Go through the gate and turn left into the farm drive, cross it and take the drive opposite, turning left along the concrete drive past arrow on gate post at cattle grid. On arriving at the wall surrounding the farmhouse – still Prospect House Farm – turn right through metal gate and pass across front of farmhouse to arrive in wall corner and turn right, downhill, along wall which soon becomes a fence.
2: Cross a stile in a section of wooden fence and continue along left edge of field, soon crossing the Greystone Beck. Press on by wall on your left to a stile at end of field, cross it – awkward! - and turn left along a minor lane.

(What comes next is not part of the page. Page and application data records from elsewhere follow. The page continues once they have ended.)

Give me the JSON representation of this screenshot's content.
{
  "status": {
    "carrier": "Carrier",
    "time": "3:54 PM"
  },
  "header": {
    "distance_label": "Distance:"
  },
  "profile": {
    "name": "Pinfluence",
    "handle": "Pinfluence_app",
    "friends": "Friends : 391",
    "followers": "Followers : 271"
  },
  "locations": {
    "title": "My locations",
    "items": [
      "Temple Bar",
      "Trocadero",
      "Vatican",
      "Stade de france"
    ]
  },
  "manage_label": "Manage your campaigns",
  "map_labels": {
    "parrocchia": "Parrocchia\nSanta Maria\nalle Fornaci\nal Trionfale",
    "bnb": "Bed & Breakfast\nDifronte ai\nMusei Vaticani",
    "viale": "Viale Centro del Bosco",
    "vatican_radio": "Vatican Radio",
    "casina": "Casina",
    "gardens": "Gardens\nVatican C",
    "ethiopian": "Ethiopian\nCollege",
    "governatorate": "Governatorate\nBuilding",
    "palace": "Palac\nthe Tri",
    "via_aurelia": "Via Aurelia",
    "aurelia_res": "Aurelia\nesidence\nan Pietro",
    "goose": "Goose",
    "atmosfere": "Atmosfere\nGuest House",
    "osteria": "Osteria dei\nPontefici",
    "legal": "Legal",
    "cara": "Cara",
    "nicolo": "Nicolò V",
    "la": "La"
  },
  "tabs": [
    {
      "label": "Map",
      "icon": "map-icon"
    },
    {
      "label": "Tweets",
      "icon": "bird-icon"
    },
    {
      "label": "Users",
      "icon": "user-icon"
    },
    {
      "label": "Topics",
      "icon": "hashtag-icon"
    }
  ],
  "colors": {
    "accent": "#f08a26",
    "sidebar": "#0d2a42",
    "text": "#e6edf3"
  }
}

After 600/700 yards, turn right with the road, ignoring a footpath ahead. Stay with the road at all times, eventually turning left (ignore bridleway yellow disc). Go past Buttoner House Farm, through gate across the road and onward for a good half mile to pass the huge complex at Lindley Hall Farm (silos).
Sweep left with the road - Almscliff Crag ahead – and then sweep right – Lindley Hall to your right – and then drop down through an “S” bend to the tiny community of Lindley Green with an old box-top sign on your right (to right of red post box). Here, turn right along vehicle track for about 200 yards and then turn left over a stile (arrow and yellow tape). Go straight ahead by wall on your left, through a walkers’ gate (arrow) and onward by the wall to a house (on your left) and then sweep right downhill by a wall.
Follow a lovely green track down the hill and then, at bottom of hill, spot the stile to your front left. Cross it and go down the wall to emerge in a minor road, turn right for 30 yards – Lindley Bridge ahead – and turn right along a short vehicle track and then bypass a stone house to its left.
Press on through the trees for a lovely finale of a mile, soon with the outflow of Lindley Wood Reservoir on your left. Continue along the shore of the reservoir to the parking area and finish at Lindley Viaduct.